I would have liked to go all RME but their standalone remote control (MIDI for the UFXs) doesn’t handle messages absolutely, rather relatively. So you can’t say ‘mute channel 1’, you can only say ‘toggle mute on channel 1’.
Midas M32 has exemplary OSC control. And the Motu 828es I was using before also has very good, if poorly documented, OSC.
Cantabile doesn’t speak OSC yet but OSC/PAR vst will translate MIDI to OSC
I went with PCIE RME cards to try to get to 128 buffer sizes in order to process vocals. Alas some heavier songs still need 256 samples.

I will be buying the MOTU 828 (new version) and RME UCX II this week. Each will be tested on my system and one will go back. I really don’t know at this point which one that will be; both units have extremely favorable aspects to them. Its nice to have such choices.

i will report back what I find.

I have both - bought the MOTU when my good old Fireface UFX was being repaired, but really couldn’t get used to it - handling and flexibility just doesn’t compare to the RME experience. Guess which one is now in my second live rack now that the Fireface is back from being repaired…

I still have the 828 sitting around on a shelf - not sure if should sell it or keep it for some future project…

@Torsten was that the newest 828?

nope - the 828es - better converters than the 828x, and the AVB technology. I believe the new 828 also has the ESS Sabre converters.

I never really got comfortable with the networked, browser-based interface - but that may be personal taste. Also, being used to the flexibility of RME’s TotalMix, where creating an individual mix for every output is just a breeze, the MOTU experience felt constraining to me.

Again - all probably a matter of taste and experience.

@Torsten it will be an interesting experiment. I am trying to keep an open mind as either will be better than my 828x. And they should be since 828x came out in 2014.

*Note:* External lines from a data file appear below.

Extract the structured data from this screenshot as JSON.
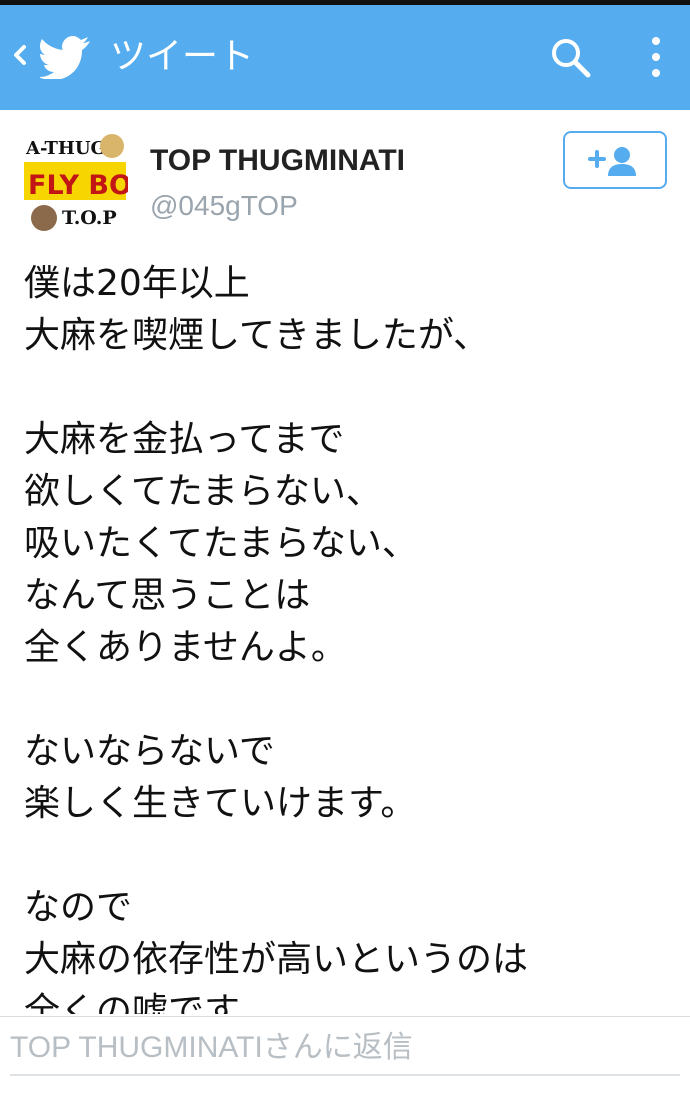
{
  "appbar": {
    "title": "ツイート",
    "background": "#55acee",
    "icons": [
      "chevron-left-icon",
      "twitter-bird-icon",
      "search-icon",
      "more-vert-icon"
    ]
  },
  "tweet": {
    "author_name": "TOP THUGMINATI",
    "author_handle": "@045gTOP",
    "avatar_text": {
      "line1": "A-THUG",
      "line2": "FLY BOY",
      "line3": "T.O.P"
    },
    "follow_icon": "add-user-icon",
    "text": "僕は20年以上\n大麻を喫煙してきましたが、\n\n大麻を金払ってまで\n欲しくてたまらない、\n吸いたくてたまらない、\nなんて思うことは\n全くありませんよ。\n\nないならないで\n楽しく生きていけます。\n\nなので\n大麻の依存性が高いというのは\n全くの嘘です。"
  },
  "reply": {
    "placeholder": "TOP THUGMINATIさんに返信"
  },
  "colors": {
    "accent": "#55acee",
    "text": "#111111",
    "secondary_text": "#9aa4ad",
    "placeholder": "#b7bec4"
  }
}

RME have something special with TotalMix. It seems the best way to handle multiple ins and outs.
However, ASIO software outs seem artificially limited to the number of hardware outs and the default naming of software outs as the hardware outs is initially confusing and unnecessary.
The 828es mixes like a traditional mixer with the added confusion of routing hardware ins to virtual ins before they are mixed.
It’s just as flexible as TotalMix, probably even more so, but by gum it’s fiddly.
Having the small horizontal sliders for aux sends is frustrating. If only they had @brad doing the UI for them with his excellent pop out magnifying sliders and fine control.
Having signals light up on the routing page is a useful touch though, and something I wish the Midas M32c had.